Excerpts from a dataset:
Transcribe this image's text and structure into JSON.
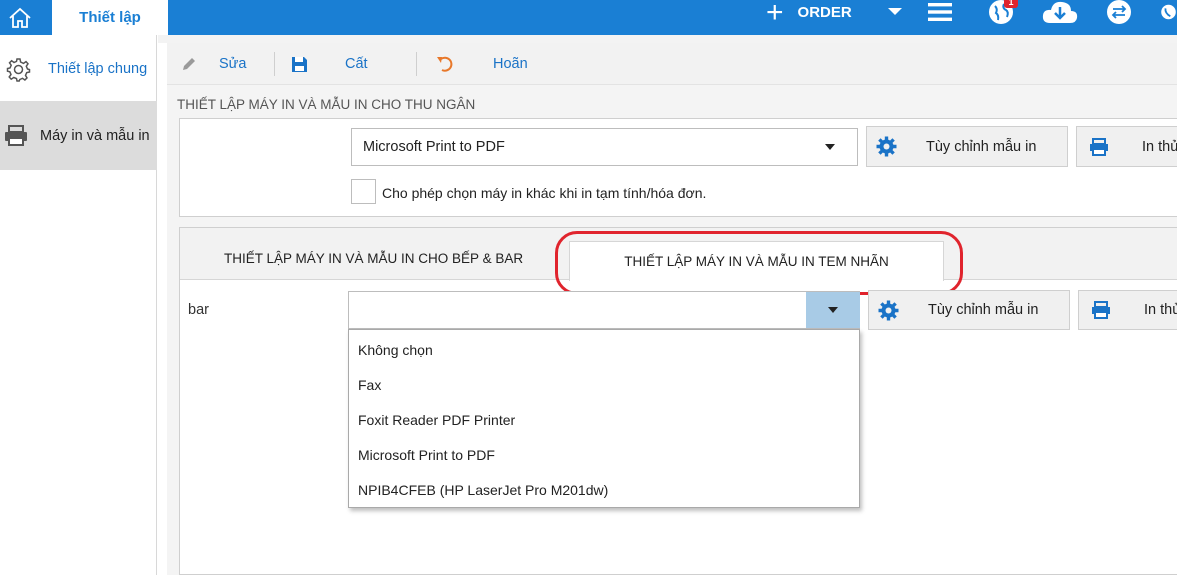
{
  "topbar": {
    "active_tab": "Thiết lập",
    "order_label": "ORDER",
    "notification_count": "1",
    "accent": "#1a7fd4"
  },
  "sidebar": {
    "items": [
      {
        "label": "Thiết lập chung",
        "icon": "gear-icon"
      },
      {
        "label": "Máy in và mẫu in",
        "icon": "printer-icon"
      }
    ]
  },
  "toolbar": {
    "edit_label": "Sửa",
    "save_label": "Cất",
    "undo_label": "Hoãn"
  },
  "cashier": {
    "title": "THIẾT LẬP MÁY IN VÀ MẪU IN CHO THU NGÂN",
    "printer_value": "Microsoft Print to PDF",
    "customize_label": "Tùy chỉnh mẫu in",
    "test_print_label": "In thử",
    "allow_other_label": "Cho phép chọn máy in khác khi in tạm tính/hóa đơn."
  },
  "tabs": [
    {
      "label": "THIẾT LẬP MÁY IN VÀ MẪU IN CHO BẾP & BAR"
    },
    {
      "label": "THIẾT LẬP MÁY IN VÀ MẪU IN TEM NHÃN"
    }
  ],
  "label_section": {
    "row_label": "bar",
    "printer_value": "",
    "customize_label": "Tùy chỉnh mẫu in",
    "test_print_label": "In thử",
    "dropdown_options": [
      "Không chọn",
      "Fax",
      "Foxit Reader PDF Printer",
      "Microsoft Print to PDF",
      "NPIB4CFEB (HP LaserJet Pro M201dw)"
    ]
  },
  "colors": {
    "highlight": "#e0242d",
    "link": "#1a73c7",
    "dropdown_arrow_bg": "#a8cbe6"
  }
}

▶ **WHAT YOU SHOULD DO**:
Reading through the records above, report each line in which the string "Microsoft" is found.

▶ **THE ANSWER**:
    "printer_value": "Microsoft Print to PDF",
      "Microsoft Print to PDF",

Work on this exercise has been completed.